PUVA is a combination of UVA light and a chemical called psoralen . UVA is not beneficial in treating psoriasis on its own instead it must be combined with psoralen which makes the skin more sensitive to the UVA light. Psoralen can be taken as a tablet, applied to the areas of the skin being treated as a gel or cream, or added to bath water to soak the whole body. It will depend on what areas of the body are being treated as to which method is used.
PUVA is used to treat moderate to severe plaque psoriasis that has not responded to topical treatments, or UVB therapy. PUVA can be more successful on thicker plaques of psoriasis than UVB, as the UVA is absorbed deeper in the skin. For the same reason, hand and foot psoriasis is often treated with PUVA therapy.

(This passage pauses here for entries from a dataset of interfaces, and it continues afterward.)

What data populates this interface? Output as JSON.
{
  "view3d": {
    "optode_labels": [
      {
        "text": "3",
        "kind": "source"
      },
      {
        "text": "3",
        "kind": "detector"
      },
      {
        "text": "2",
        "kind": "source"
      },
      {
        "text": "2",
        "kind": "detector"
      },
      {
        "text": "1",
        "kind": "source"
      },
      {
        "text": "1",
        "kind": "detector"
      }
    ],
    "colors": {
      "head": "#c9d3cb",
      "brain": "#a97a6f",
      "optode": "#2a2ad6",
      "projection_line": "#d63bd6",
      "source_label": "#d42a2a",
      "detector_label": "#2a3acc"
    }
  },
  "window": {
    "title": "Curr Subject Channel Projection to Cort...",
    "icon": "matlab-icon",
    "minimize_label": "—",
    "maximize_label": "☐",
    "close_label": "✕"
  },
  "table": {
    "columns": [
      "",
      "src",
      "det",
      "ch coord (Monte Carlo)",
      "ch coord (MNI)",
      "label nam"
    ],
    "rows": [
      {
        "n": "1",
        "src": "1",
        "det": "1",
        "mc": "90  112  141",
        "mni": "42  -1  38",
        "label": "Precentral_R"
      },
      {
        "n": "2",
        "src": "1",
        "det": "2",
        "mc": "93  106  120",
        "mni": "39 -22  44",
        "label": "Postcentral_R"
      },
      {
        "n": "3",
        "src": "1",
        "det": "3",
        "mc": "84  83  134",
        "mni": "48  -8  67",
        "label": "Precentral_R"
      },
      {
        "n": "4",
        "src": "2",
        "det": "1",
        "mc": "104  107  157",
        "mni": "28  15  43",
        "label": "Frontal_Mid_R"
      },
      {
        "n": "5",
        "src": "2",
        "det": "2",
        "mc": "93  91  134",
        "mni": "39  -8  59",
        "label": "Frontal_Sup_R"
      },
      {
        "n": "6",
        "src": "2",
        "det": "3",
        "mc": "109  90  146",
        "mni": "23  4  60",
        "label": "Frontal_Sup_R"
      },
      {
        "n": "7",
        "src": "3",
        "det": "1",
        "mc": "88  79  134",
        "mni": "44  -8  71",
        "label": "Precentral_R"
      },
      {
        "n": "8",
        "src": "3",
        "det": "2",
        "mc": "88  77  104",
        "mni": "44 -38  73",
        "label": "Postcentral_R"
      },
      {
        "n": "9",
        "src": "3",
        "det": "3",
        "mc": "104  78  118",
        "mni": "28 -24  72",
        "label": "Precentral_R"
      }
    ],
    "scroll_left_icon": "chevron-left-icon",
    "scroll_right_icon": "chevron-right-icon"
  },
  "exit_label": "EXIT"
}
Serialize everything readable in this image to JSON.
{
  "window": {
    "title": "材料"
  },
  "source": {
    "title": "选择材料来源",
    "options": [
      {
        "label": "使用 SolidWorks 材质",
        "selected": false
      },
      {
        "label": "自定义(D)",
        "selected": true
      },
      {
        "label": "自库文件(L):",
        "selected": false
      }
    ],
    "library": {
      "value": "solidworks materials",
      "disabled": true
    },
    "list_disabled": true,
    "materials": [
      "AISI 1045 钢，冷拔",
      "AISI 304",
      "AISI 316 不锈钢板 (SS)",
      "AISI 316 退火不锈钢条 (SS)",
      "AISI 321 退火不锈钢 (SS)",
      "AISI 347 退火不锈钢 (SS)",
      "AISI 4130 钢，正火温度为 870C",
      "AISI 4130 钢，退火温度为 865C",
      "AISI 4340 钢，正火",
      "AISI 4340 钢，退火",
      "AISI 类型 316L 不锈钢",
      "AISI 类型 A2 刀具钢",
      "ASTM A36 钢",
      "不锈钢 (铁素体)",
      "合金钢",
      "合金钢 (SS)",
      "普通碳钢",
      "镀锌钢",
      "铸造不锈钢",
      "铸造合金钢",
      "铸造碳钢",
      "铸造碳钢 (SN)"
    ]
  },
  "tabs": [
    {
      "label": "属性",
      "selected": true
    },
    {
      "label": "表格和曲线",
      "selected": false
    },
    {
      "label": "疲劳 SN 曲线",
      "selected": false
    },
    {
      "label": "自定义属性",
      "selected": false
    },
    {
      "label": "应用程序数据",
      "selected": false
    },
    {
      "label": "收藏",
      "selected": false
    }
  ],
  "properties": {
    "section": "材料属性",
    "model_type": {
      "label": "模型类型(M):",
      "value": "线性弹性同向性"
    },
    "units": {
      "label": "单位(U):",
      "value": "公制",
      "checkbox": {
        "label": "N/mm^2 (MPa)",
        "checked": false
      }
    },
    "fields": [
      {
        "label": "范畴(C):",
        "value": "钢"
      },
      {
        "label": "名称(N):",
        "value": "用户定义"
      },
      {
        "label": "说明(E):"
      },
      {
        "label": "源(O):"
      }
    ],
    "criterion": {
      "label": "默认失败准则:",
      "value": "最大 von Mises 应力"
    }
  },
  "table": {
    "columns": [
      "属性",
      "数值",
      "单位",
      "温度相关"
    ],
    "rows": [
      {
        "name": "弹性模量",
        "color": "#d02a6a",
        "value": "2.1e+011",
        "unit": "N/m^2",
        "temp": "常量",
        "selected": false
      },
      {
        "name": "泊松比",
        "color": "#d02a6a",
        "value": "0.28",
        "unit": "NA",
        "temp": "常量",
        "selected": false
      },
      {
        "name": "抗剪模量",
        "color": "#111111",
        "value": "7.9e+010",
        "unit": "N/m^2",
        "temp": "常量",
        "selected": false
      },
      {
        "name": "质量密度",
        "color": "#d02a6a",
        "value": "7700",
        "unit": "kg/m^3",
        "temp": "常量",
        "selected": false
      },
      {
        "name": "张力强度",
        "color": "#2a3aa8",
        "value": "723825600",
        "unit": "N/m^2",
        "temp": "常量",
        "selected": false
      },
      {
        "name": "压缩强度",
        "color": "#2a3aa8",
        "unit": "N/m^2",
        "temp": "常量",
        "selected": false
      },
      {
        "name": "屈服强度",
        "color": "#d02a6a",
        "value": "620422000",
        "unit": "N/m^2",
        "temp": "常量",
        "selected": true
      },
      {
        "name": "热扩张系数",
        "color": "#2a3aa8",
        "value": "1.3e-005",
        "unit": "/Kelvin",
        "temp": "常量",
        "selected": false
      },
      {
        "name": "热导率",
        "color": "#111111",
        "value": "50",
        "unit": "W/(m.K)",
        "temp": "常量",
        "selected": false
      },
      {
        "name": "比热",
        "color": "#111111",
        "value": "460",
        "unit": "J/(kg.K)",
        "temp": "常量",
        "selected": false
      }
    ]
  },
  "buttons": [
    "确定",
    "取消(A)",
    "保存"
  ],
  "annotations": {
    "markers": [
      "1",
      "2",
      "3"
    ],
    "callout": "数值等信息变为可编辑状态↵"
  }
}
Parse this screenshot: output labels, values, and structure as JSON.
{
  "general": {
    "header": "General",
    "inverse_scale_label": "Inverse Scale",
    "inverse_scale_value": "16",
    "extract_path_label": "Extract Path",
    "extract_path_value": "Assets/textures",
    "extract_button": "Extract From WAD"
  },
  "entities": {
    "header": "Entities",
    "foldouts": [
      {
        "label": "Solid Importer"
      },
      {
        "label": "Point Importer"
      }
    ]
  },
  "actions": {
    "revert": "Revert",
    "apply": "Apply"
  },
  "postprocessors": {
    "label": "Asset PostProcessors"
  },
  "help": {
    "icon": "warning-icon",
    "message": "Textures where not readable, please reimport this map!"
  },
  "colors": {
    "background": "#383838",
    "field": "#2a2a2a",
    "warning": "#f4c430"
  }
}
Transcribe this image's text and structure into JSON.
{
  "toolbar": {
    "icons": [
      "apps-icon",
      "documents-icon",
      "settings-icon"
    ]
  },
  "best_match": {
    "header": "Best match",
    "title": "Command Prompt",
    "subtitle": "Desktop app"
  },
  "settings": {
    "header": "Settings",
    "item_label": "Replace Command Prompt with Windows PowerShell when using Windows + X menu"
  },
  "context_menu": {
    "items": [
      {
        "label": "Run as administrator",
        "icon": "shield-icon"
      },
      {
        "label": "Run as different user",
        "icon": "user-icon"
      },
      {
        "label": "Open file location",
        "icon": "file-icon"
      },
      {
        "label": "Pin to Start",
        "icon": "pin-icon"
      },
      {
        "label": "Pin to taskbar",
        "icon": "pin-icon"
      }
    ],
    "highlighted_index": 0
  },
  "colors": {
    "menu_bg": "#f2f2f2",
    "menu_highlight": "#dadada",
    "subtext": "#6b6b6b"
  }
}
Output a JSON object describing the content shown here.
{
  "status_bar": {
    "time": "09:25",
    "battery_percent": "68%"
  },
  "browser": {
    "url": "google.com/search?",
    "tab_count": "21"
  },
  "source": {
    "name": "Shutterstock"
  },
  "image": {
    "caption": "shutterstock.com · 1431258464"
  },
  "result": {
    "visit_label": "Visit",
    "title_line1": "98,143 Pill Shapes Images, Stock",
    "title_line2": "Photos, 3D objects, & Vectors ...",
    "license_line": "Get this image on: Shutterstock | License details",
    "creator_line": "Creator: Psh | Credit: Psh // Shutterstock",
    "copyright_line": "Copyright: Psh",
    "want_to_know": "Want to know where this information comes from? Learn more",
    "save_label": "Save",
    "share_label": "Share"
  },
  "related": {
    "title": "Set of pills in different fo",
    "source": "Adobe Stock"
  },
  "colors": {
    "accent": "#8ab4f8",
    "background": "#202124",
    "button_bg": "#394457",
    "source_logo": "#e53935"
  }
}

Like UVB, PUVA is given in a phototherapy unit and administered by a team of health professionals. A Dermatologist calculates precisely how much UVB light each persons skin should be subjected to, and will increase the exposure as appropriate over the course of the sessions. Treatment is usually given twice a week, for a period of five to eight weeks. The individual stands in the PUVA cabinet for a period of a few seconds to several minutes at a time.